In addition to the above age-related changes, certain factors can exacerbate the effects on shoulder function and mobility. These include a sedentary lifestyle, poor posture, and improper lifting techniques. Engaging in regular stretching and strengthening exercises for the shoulder can help maintain the range of motion and improve shoulder function.
Below is a table that highlights some common age-related changes that affect shoulder function and mobility.
|Impact on Shoulder Function and Mobility
|Decreased Flexibility of Muscles and Tendons
|Reduced Range of Motion
|Pain, stiffness, inflammation
|Rotator Cuff Tears
In conclusion, age-related changes can have a significant impact on shoulder function and mobility. However, by engaging in regular exercise, maintaining good posture, and following proper lifting techniques, we can help mitigate the effects of these changes and maintain the health of our shoulder joint.
What Does the Shoulder Symbolize?
Q: What does the shoulder symbolize from a psychological perspective?

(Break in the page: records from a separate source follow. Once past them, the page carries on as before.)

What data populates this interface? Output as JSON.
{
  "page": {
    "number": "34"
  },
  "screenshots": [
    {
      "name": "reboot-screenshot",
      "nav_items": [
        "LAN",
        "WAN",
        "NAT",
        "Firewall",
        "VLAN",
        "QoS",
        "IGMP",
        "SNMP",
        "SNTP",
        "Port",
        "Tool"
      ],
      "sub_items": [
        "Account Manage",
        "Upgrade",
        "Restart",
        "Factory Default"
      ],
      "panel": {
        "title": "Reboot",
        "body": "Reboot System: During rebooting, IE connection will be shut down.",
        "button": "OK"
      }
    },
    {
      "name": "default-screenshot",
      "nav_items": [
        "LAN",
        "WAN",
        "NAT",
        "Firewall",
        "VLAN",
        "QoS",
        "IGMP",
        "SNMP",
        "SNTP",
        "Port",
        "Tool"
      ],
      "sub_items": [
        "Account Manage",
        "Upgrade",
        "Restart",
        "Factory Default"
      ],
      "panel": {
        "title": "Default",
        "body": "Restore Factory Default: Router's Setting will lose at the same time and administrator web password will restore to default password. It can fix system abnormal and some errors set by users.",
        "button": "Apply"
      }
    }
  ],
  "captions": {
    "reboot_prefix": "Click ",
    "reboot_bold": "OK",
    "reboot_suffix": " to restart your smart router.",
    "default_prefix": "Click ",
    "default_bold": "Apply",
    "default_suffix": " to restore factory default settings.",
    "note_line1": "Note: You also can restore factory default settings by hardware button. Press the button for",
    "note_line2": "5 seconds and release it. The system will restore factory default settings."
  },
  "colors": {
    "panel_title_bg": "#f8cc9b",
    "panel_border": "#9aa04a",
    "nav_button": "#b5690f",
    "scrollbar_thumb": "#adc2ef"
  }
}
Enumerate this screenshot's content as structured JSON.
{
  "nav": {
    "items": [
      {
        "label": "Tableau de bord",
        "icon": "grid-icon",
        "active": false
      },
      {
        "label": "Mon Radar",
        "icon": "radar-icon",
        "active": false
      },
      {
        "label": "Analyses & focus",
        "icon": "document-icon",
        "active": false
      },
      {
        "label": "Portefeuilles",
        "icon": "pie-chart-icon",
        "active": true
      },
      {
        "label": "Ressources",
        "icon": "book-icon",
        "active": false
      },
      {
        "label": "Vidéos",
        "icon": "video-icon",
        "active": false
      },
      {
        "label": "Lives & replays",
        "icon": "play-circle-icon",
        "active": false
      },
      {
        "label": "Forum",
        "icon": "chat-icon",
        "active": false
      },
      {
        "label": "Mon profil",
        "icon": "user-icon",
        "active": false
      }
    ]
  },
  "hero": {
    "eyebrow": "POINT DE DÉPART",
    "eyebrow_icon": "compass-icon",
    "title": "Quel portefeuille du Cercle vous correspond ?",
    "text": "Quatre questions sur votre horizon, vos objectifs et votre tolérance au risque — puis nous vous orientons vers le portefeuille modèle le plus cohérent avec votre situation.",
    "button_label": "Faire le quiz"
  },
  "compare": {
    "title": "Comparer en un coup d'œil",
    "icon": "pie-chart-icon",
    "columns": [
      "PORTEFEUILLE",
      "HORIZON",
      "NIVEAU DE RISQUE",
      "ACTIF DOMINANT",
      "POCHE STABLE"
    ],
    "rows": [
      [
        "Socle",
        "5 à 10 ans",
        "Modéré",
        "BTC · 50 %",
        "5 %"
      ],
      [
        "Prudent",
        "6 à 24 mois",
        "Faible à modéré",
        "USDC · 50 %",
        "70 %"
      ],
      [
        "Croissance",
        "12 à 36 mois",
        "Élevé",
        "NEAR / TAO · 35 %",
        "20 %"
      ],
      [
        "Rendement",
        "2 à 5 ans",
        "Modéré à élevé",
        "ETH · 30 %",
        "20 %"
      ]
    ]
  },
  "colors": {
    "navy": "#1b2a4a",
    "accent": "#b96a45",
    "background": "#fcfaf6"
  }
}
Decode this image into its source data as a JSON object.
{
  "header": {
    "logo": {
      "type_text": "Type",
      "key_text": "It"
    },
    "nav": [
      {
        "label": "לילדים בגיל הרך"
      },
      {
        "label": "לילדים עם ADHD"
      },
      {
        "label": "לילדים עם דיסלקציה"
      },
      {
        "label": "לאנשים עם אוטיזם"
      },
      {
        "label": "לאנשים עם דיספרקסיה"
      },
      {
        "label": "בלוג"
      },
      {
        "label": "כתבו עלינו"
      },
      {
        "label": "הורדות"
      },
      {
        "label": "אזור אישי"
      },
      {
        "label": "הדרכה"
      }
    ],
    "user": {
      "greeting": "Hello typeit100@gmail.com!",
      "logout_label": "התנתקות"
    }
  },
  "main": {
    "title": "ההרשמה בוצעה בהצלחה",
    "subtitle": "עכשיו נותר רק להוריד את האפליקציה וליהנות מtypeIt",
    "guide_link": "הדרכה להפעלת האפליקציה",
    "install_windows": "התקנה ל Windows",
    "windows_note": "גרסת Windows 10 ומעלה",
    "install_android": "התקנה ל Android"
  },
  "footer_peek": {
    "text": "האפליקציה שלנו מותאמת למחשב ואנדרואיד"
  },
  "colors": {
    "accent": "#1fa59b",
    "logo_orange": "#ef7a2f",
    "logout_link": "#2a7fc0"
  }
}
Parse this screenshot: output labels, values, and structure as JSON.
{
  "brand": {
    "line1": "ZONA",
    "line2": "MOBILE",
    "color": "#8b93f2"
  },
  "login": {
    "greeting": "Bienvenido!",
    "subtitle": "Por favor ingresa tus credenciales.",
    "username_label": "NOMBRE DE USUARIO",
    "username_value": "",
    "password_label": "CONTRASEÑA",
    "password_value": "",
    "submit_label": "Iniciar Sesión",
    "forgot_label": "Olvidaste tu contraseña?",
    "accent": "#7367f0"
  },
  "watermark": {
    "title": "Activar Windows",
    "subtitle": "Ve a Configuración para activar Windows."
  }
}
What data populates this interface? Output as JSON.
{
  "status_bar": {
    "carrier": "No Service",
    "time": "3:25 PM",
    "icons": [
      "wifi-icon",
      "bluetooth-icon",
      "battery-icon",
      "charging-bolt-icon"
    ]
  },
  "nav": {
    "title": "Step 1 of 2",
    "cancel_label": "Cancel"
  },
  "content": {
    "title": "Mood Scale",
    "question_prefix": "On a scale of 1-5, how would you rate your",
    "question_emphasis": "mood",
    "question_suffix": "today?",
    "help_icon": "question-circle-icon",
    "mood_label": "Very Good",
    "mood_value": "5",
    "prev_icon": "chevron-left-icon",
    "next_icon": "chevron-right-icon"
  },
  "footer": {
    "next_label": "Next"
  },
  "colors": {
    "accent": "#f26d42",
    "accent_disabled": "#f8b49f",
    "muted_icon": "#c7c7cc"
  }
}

A: In psychology, the shoulder symbolizes responsibility, burden, and support. The weight on one’s shoulders is often representative of the responsibilities and burdens they carry in life.
Q: What does the shoulder symbolize in literature and mythology?
A: The shoulder symbolizes strength, power, and protection in literature and mythology. For example, Hercules wore a lion skin on his shoulder to symbolize his strength.
Q: What does the shoulder symbolize in body language?
A: The shoulder can symbolize openness and confidence in body language. When someone has their shoulders back and down, it can signify a sense of ease and confidence.
Q: What does it mean if someone touches your shoulder?
A: When someone touches your shoulder, it can symbolize support, comfort, and intimacy. It’s often seen as a gesture of reassurance and can help to connect people.
Q: What does it mean if you have shoulder pain?
A: Shoulder pain can be symbolic of stress, burden, or responsibility that someone is carrying. It can also be indicative of physical strain or injury.
Q: What does the shoulder symbolize in fashion?
A: The shoulder can symbolize power, strength, and confidence in fashion. For example, shoulder pads are often used in suits to create a more commanding and structured look.
Q: What does the spiritual meaning of the shoulder?
A: In some spiritual practices, the shoulder represents the ability to take on and carry out divine tasks or missions. It can symbolize a willingness to serve the divine or a higher purpose.
Now that we’ve explored the many different symbolic meanings of the shoulder, it’s clear that it’s a powerful symbol in many different contexts. Whether we’re talking about the responsibilities we carry in life, the confidence we exude in body language, or the strength we project in our fashion choices, the shoulder has many different interpretations. Thanks for reading, and be sure to check back again soon for more interesting insights and ideas.